*TASK BRIEF*. Make an exact copy of the records, omitting all images.

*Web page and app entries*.
══════════
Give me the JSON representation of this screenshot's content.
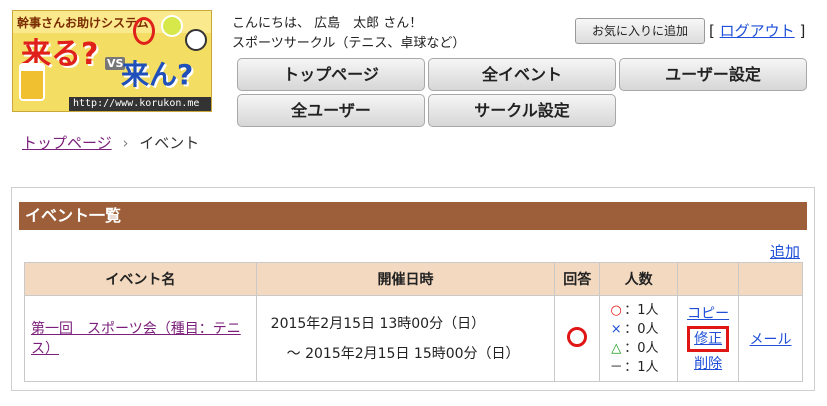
{
  "logo": {
    "tagline": "幹事さんお助けシステム",
    "kuru": "来る?",
    "vs": "VS",
    "kon": "来ん?",
    "url": "http://www.korukon.me"
  },
  "greeting": {
    "line1": "こんにちは、 広島　太郎 さん！",
    "line2": "スポーツサークル（テニス、卓球など）"
  },
  "header": {
    "favorite_label": "お気に入りに追加",
    "logout_open": "[",
    "logout_label": "ログアウト",
    "logout_close": "]"
  },
  "nav": {
    "items": [
      {
        "label": "トップページ"
      },
      {
        "label": "全イベント"
      },
      {
        "label": "ユーザー設定"
      },
      {
        "label": "全ユーザー"
      },
      {
        "label": "サークル設定"
      }
    ]
  },
  "breadcrumb": {
    "home": "トップページ",
    "separator": "›",
    "current": "イベント"
  },
  "panel": {
    "title": "イベント一覧",
    "add_label": "追加",
    "columns": [
      "イベント名",
      "開催日時",
      "回答",
      "人数",
      "",
      ""
    ],
    "rows": [
      {
        "name": "第一回　スポーツ会（種目：テニス）",
        "start": "2015年2月15日 13時00分（日）",
        "end": "～ 2015年2月15日 15時00分（日）",
        "answer_icon": "circle-icon",
        "counts": [
          {
            "symbol": "○",
            "label": "：1人"
          },
          {
            "symbol": "×",
            "label": "：0人"
          },
          {
            "symbol": "△",
            "label": "：0人"
          },
          {
            "symbol": "－",
            "label": "：1人"
          }
        ],
        "actions": {
          "copy": "コピー",
          "edit": "修正",
          "delete": "削除"
        },
        "mail": "メール"
      }
    ]
  },
  "colors": {
    "panel_header": "#9d5f3a",
    "table_header": "#f2d9c0",
    "highlight": "#e01515",
    "link": "#1f4fd8",
    "visited_link": "#7b1f7b"
  }
}
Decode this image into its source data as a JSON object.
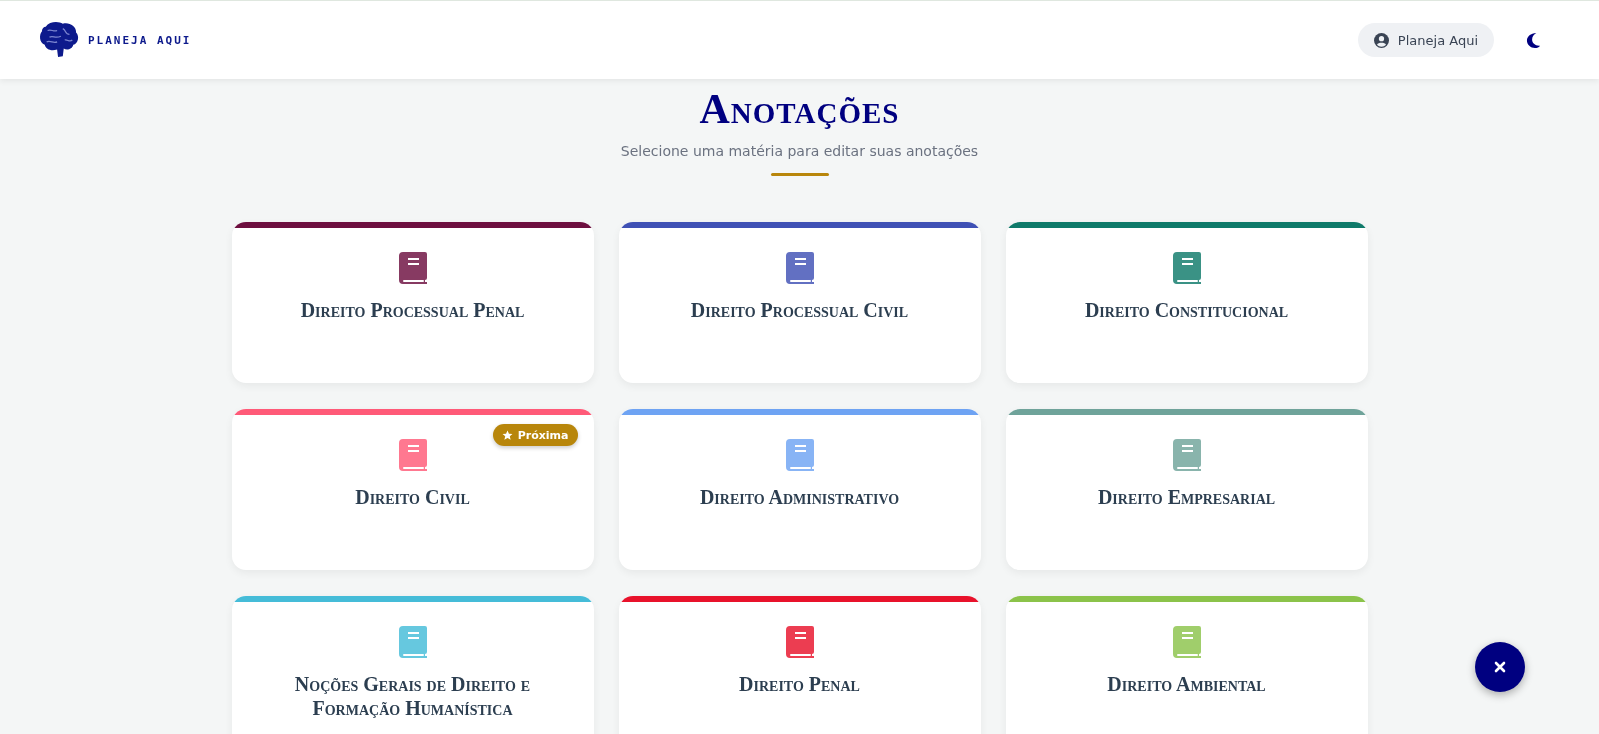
{
  "header": {
    "logo_text": "PLANEJA AQUI",
    "user_button": "Planeja Aqui"
  },
  "page": {
    "title": "Anotações",
    "subtitle": "Selecione uma matéria para editar suas anotações"
  },
  "subjects": [
    {
      "name": "Direito Processual Penal",
      "color": "#6d0f3f"
    },
    {
      "name": "Direito Processual Civil",
      "color": "#3f51b5"
    },
    {
      "name": "Direito Constitucional",
      "color": "#0f7a6a"
    },
    {
      "name": "Direito Civil",
      "color": "#ff5a78",
      "badge": "Próxima"
    },
    {
      "name": "Direito Administrativo",
      "color": "#6ea3f3"
    },
    {
      "name": "Direito Empresarial",
      "color": "#6fa39a"
    },
    {
      "name": "Noções Gerais de Direito e Formação Humanística",
      "color": "#45bcd8"
    },
    {
      "name": "Direito Penal",
      "color": "#e8122b"
    },
    {
      "name": "Direito Ambiental",
      "color": "#8bc34a"
    }
  ]
}
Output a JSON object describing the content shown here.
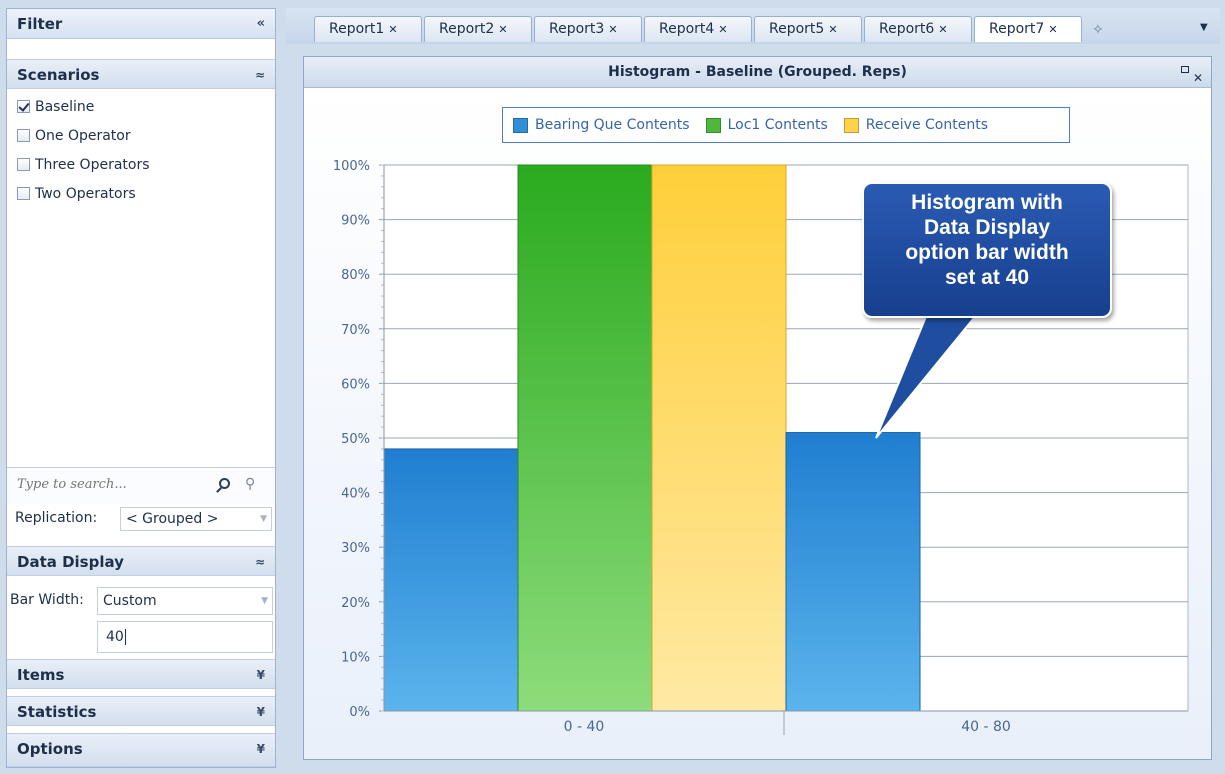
{
  "filter_panel": {
    "title": "Filter",
    "collapse_glyph": "«",
    "scenarios": {
      "header": "Scenarios",
      "glyph": "≈",
      "items": [
        {
          "label": "Baseline",
          "checked": true
        },
        {
          "label": "One Operator",
          "checked": false
        },
        {
          "label": "Three Operators",
          "checked": false
        },
        {
          "label": "Two Operators",
          "checked": false
        }
      ]
    },
    "search": {
      "placeholder": "Type to search..."
    },
    "replication": {
      "label": "Replication:",
      "value": "< Grouped >"
    },
    "data_display": {
      "header": "Data Display",
      "glyph": "≈",
      "bar_width_label": "Bar Width:",
      "bar_width_mode": "Custom",
      "bar_width_value": "40"
    },
    "items_header": "Items",
    "statistics_header": "Statistics",
    "options_header": "Options",
    "expand_glyph": "¥"
  },
  "tabs": [
    "Report1",
    "Report2",
    "Report3",
    "Report4",
    "Report5",
    "Report6",
    "Report7"
  ],
  "chart_window": {
    "title": "Histogram - Baseline (Grouped. Reps)"
  },
  "callout": {
    "lines": [
      "Histogram with",
      "Data Display",
      "option bar width",
      "set at 40"
    ]
  },
  "colors": {
    "bearing": "#2f8fd8",
    "loc1": "#4db83a",
    "receive": "#ffd24a",
    "callout": "#1f4ea0"
  },
  "chart_data": {
    "type": "bar",
    "categories": [
      "0 - 40",
      "40 - 80"
    ],
    "series": [
      {
        "name": "Bearing Que Contents",
        "values": [
          48,
          51
        ]
      },
      {
        "name": "Loc1 Contents",
        "values": [
          100,
          0
        ]
      },
      {
        "name": "Receive Contents",
        "values": [
          100,
          0
        ]
      }
    ],
    "y_ticks": [
      "0%",
      "10%",
      "20%",
      "30%",
      "40%",
      "50%",
      "60%",
      "70%",
      "80%",
      "90%",
      "100%"
    ],
    "ylim": [
      0,
      100
    ],
    "y_unit": "%",
    "grid": true,
    "legend_position": "top"
  }
}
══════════
*ANSWER TO THIS EXERCISE*.
Give me the JSON representation of this screenshot's content.
{
  "logo": {
    "tagline": "幹事さんお助けシステム",
    "kuru": "来る?",
    "vs": "VS",
    "kon": "来ん?",
    "url": "http://www.korukon.me"
  },
  "greeting": {
    "line1": "こんにちは、 広島　太郎 さん！",
    "line2": "スポーツサークル（テニス、卓球など）"
  },
  "header": {
    "favorite_label": "お気に入りに追加",
    "logout_open": "[",
    "logout_label": "ログアウト",
    "logout_close": "]"
  },
  "nav": {
    "items": [
      {
        "label": "トップページ"
      },
      {
        "label": "全イベント"
      },
      {
        "label": "ユーザー設定"
      },
      {
        "label": "全ユーザー"
      },
      {
        "label": "サークル設定"
      }
    ]
  },
  "breadcrumb": {
    "home": "トップページ",
    "separator": "›",
    "current": "イベント"
  },
  "panel": {
    "title": "イベント一覧",
    "add_label": "追加",
    "columns": [
      "イベント名",
      "開催日時",
      "回答",
      "人数",
      "",
      ""
    ],
    "rows": [
      {
        "name": "第一回　スポーツ会（種目：テニス）",
        "start": "2015年2月15日 13時00分（日）",
        "end": "～ 2015年2月15日 15時00分（日）",
        "answer_icon": "circle-icon",
        "counts": [
          {
            "symbol": "○",
            "label": "：1人"
          },
          {
            "symbol": "×",
            "label": "：0人"
          },
          {
            "symbol": "△",
            "label": "：0人"
          },
          {
            "symbol": "－",
            "label": "：1人"
          }
        ],
        "actions": {
          "copy": "コピー",
          "edit": "修正",
          "delete": "削除"
        },
        "mail": "メール"
      }
    ]
  },
  "colors": {
    "panel_header": "#9d5f3a",
    "table_header": "#f2d9c0",
    "highlight": "#e01515",
    "link": "#1f4fd8",
    "visited_link": "#7b1f7b"
  }
}
Decode this image into its source data as a JSON object.
{
  "header": {
    "logo_text": "PLANEJA AQUI",
    "user_button": "Planeja Aqui"
  },
  "page": {
    "title": "Anotações",
    "subtitle": "Selecione uma matéria para editar suas anotações"
  },
  "subjects": [
    {
      "name": "Direito Processual Penal",
      "color": "#6d0f3f"
    },
    {
      "name": "Direito Processual Civil",
      "color": "#3f51b5"
    },
    {
      "name": "Direito Constitucional",
      "color": "#0f7a6a"
    },
    {
      "name": "Direito Civil",
      "color": "#ff5a78",
      "badge": "Próxima"
    },
    {
      "name": "Direito Administrativo",
      "color": "#6ea3f3"
    },
    {
      "name": "Direito Empresarial",
      "color": "#6fa39a"
    },
    {
      "name": "Noções Gerais de Direito e Formação Humanística",
      "color": "#45bcd8"
    },
    {
      "name": "Direito Penal",
      "color": "#e8122b"
    },
    {
      "name": "Direito Ambiental",
      "color": "#8bc34a"
    }
  ]
}
Output a JSON object describing the content shown here.
{
  "filter_panel": {
    "title": "Filter",
    "collapse_glyph": "«",
    "scenarios": {
      "header": "Scenarios",
      "glyph": "≈",
      "items": [
        {
          "label": "Baseline",
          "checked": true
        },
        {
          "label": "One Operator",
          "checked": false
        },
        {
          "label": "Three Operators",
          "checked": false
        },
        {
          "label": "Two Operators",
          "checked": false
        }
      ]
    },
    "search": {
      "placeholder": "Type to search..."
    },
    "replication": {
      "label": "Replication:",
      "value": "< Grouped >"
    },
    "data_display": {
      "header": "Data Display",
      "glyph": "≈",
      "bar_width_label": "Bar Width:",
      "bar_width_mode": "Custom",
      "bar_width_value": "40"
    },
    "items_header": "Items",
    "statistics_header": "Statistics",
    "options_header": "Options",
    "expand_glyph": "¥"
  },
  "tabs": [
    "Report1",
    "Report2",
    "Report3",
    "Report4",
    "Report5",
    "Report6",
    "Report7"
  ],
  "chart_window": {
    "title": "Histogram - Baseline (Grouped. Reps)"
  },
  "callout": {
    "lines": [
      "Histogram with",
      "Data Display",
      "option bar width",
      "set at 40"
    ]
  },
  "colors": {
    "bearing": "#2f8fd8",
    "loc1": "#4db83a",
    "receive": "#ffd24a",
    "callout": "#1f4ea0"
  },
  "chart_data": {
    "type": "bar",
    "categories": [
      "0 - 40",
      "40 - 80"
    ],
    "series": [
      {
        "name": "Bearing Que Contents",
        "values": [
          48,
          51
        ]
      },
      {
        "name": "Loc1 Contents",
        "values": [
          100,
          0
        ]
      },
      {
        "name": "Receive Contents",
        "values": [
          100,
          0
        ]
      }
    ],
    "y_ticks": [
      "0%",
      "10%",
      "20%",
      "30%",
      "40%",
      "50%",
      "60%",
      "70%",
      "80%",
      "90%",
      "100%"
    ],
    "ylim": [
      0,
      100
    ],
    "y_unit": "%",
    "grid": true,
    "legend_position": "top"
  }
}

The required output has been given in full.